  8. Not sure if they are relocating or simply opening up a second location on Coors, at the former Blue Cactus Grill, near Nicky V.’s. …. anyone know?

  9. Although the food is still good, a major slight on the part of the new owners. If you are going to increase menu prices, increase them on the menu rather than on the bill. An overall increase in prices is fine, but notification of this AFTER you eat seems not only bad business practice, but possibly illegal.

  10. Fine establishments such as Cocina Azul don’t need your business Shanel. Can’t wait for your kid to grow up so we can have another snide uptight person such as yourself walking the globe. The girl you are slandering is a nice person and has been my waitress many times. I eat at the Blue Kitchen at least once a week and the main reason to go there is the Carne Adovada, Calabacitas, and Papas. If you haven’t had the Carne Adovada you haven’t been to the Blue Kitchen. This is New Mexico folks if you want Amish cuisine i can recommend a tasty place in the middle of nowhere in Oklahoma where you will be assured no one will get their tits out.

  11. my server was the one with the ear pearcings all over with brown hair. she should not work there. i go alot and she is always rude . she needs to clean up how she goes to work also cover her chest . i dont know her boss and if i did i would tell him or her to let her go . i dont like how she treated me and my family . my 7 year old son told me ” mommy that ladys boobies are gonna fall out ” i will not be going back if my child has to see a nasty womans breast . you need to get a new sever to replace her at once. you have lost my bussnies……

  12. I’ve been meaning to leave a comment for Cocina Azul, but haven’t gotten around to it. The wife and I have been there 3 times. All 3 times, the service was great, but the FOOD!!! OMG, the food is incredible. Well, I say the food, but really all I’ve tried is the Azul Steak Taco Plate. I keep telling myself to try something else, but why deny myself the experience of this dish?!?! On our first visit, I sampled the wife’s Creamy Green Chile Chicken soup, and it was very delicious as well. However, since that first visit, we BOTH get the AST Plate because it is that good! The rice is perfection, but the tender rib-eye and carmelized onions explode in your mouth with happiness.

    I may try something new the next time we visit, but how come everytime I think of Cocina Azul all I can picture is the AST Plate? Kind of like getting a song stuck in your head…you have to sing the song (or eat the tacos) to be able to get on with life.

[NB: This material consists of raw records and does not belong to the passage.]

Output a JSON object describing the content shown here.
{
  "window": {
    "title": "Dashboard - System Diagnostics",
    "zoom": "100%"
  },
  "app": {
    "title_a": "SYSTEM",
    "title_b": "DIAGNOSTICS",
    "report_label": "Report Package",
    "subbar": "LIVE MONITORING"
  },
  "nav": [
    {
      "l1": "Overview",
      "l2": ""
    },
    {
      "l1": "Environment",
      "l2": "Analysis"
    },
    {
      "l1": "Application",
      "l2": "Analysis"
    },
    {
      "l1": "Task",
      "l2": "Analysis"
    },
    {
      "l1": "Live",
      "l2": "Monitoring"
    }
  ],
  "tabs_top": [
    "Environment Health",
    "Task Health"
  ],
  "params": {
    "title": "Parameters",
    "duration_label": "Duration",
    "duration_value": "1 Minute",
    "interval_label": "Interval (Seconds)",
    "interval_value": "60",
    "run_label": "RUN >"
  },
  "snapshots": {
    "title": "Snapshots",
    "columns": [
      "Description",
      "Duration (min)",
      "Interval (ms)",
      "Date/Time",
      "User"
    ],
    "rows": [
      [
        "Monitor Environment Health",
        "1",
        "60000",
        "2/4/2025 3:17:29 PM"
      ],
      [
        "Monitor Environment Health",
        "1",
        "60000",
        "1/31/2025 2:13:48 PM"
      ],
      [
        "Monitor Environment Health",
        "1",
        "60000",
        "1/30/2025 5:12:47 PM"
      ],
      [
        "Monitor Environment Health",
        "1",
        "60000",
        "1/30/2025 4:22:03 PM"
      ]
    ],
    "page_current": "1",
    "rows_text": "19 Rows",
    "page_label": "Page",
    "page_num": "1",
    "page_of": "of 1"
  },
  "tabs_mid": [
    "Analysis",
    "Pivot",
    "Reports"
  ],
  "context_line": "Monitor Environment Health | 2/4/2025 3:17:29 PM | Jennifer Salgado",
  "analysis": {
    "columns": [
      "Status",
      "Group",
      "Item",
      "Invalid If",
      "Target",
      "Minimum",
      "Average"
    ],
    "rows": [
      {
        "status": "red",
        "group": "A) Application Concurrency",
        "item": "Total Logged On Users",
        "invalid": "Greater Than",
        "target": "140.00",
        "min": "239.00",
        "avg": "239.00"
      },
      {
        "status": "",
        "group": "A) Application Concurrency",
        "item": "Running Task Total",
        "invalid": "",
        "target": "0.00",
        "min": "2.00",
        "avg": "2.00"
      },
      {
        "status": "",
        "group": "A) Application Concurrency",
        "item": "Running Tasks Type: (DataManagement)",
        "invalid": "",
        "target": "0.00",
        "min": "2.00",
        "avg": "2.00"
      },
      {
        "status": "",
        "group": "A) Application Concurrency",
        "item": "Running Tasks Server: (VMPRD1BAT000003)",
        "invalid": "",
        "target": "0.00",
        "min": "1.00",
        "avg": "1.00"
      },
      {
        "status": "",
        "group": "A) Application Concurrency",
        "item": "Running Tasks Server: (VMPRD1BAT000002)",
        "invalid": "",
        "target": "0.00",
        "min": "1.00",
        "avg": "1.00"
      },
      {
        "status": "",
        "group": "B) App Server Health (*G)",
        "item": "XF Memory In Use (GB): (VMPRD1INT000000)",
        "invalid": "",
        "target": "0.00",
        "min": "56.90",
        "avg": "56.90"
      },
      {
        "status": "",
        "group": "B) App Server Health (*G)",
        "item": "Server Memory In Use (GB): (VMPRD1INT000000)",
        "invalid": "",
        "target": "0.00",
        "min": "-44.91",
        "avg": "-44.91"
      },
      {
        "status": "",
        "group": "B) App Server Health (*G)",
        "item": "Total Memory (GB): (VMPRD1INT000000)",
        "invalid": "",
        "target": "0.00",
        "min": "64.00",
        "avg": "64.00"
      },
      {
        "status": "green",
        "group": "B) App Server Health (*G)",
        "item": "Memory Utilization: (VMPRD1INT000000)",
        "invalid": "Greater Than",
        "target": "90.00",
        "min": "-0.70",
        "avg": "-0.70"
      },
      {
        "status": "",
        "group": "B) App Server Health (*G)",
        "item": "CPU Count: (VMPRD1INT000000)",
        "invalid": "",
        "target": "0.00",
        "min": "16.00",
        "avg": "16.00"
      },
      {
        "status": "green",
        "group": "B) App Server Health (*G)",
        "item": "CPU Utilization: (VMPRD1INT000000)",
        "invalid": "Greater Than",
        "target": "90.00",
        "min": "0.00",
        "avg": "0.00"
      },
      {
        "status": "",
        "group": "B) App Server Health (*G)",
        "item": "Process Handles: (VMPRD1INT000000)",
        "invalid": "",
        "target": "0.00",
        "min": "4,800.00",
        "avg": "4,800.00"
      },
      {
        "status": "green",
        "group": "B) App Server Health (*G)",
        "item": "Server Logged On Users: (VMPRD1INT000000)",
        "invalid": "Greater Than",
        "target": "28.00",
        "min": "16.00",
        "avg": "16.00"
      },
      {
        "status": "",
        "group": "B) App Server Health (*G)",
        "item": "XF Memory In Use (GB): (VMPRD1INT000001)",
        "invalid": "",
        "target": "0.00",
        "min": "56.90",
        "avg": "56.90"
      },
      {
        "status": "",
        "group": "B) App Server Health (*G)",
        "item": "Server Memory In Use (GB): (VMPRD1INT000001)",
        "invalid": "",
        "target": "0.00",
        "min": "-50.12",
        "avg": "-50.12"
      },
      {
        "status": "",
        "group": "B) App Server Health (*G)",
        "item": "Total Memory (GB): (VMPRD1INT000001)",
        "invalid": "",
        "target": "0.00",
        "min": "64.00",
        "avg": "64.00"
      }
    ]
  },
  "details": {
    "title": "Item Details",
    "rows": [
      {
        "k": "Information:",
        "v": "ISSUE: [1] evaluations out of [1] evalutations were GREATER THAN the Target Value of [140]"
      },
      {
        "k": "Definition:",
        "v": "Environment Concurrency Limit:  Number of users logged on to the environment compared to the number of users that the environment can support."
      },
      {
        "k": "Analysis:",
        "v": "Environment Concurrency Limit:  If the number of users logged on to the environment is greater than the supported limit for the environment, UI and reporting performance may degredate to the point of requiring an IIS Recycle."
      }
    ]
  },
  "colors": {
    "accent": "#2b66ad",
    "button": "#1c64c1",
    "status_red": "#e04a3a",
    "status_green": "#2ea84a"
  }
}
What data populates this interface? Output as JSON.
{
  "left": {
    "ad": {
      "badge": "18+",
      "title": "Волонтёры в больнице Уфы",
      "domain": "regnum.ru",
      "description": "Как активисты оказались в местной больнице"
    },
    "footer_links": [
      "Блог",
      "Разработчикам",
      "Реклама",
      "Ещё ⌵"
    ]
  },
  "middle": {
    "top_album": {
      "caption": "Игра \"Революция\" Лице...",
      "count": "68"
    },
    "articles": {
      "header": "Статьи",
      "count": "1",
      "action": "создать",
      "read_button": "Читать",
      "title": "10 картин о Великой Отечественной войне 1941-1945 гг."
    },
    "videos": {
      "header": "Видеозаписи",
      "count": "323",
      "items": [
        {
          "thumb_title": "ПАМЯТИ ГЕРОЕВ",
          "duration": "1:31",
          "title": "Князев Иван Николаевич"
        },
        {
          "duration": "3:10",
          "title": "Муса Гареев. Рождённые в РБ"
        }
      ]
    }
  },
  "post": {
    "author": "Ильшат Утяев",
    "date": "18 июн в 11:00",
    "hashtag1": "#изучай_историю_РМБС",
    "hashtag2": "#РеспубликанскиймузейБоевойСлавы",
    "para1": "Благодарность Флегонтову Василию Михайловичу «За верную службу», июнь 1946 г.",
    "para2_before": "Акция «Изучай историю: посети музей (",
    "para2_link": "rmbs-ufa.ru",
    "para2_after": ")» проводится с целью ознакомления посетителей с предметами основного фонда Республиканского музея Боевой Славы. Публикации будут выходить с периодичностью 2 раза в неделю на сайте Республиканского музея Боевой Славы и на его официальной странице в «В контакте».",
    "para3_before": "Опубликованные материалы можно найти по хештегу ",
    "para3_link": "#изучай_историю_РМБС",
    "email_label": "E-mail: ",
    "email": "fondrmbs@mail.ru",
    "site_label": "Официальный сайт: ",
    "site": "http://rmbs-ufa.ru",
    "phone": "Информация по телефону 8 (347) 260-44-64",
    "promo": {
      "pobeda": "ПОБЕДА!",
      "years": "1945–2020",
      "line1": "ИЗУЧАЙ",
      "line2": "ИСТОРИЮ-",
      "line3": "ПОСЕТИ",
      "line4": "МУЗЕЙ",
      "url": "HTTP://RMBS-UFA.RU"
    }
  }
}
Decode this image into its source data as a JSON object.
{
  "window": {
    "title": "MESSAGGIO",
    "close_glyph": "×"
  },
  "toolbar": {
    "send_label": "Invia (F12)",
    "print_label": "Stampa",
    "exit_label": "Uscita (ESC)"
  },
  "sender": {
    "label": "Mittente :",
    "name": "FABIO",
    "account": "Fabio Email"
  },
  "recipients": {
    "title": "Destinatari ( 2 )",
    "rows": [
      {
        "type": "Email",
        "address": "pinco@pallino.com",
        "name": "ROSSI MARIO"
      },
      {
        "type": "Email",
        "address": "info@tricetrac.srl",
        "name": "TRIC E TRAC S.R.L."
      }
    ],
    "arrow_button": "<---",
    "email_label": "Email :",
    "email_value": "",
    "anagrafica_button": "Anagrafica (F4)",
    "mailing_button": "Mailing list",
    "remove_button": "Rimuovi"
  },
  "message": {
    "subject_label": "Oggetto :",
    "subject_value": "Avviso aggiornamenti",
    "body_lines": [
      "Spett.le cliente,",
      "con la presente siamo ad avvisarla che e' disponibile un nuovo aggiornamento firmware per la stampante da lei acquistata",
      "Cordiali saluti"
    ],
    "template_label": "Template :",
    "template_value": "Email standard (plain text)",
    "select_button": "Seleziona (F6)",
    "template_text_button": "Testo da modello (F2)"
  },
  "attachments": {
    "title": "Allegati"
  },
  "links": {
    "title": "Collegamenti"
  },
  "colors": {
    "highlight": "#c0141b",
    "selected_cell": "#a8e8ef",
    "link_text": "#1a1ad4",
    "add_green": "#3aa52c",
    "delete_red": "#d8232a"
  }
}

  13. This great little family-run place justifies your praise. Our visit on a Sunday night (Dec. 12) was a genuine treat. As fans of
    Mexican cusine (transplants now in our 11th year of New Mexico residence, we remain unthrilled by the ubiquitous “New Mexico cuisine” produced by most such eateries around the state, which seems to be marked by a desire to make the food as fiery as possible, thus obliterating taste in favor of heat, and piling on the cheese so you can’t readily identify what might be in that chili-drowned pile on your plate. Cocina Azul, however, does justice to the tradition of great Mexican cookery. It’s flavor, not heat, that rules here. The heat’s there where appropriate, the subtleties of Mexican flavoring are there as well. And, with a nearly full house on hand, happily munching on the goodies issuing from the kitchen, we are happy to report that the service provided by the two friendly young women on duty that night was excellent. No mistakes, no long waits, no miscues. We’ll be back on a regular basis.

Leave a Reply

Your email address will not be published. Required fields are marked *

This site uses Akismet to reduce spam. Learn how your comment data is processed.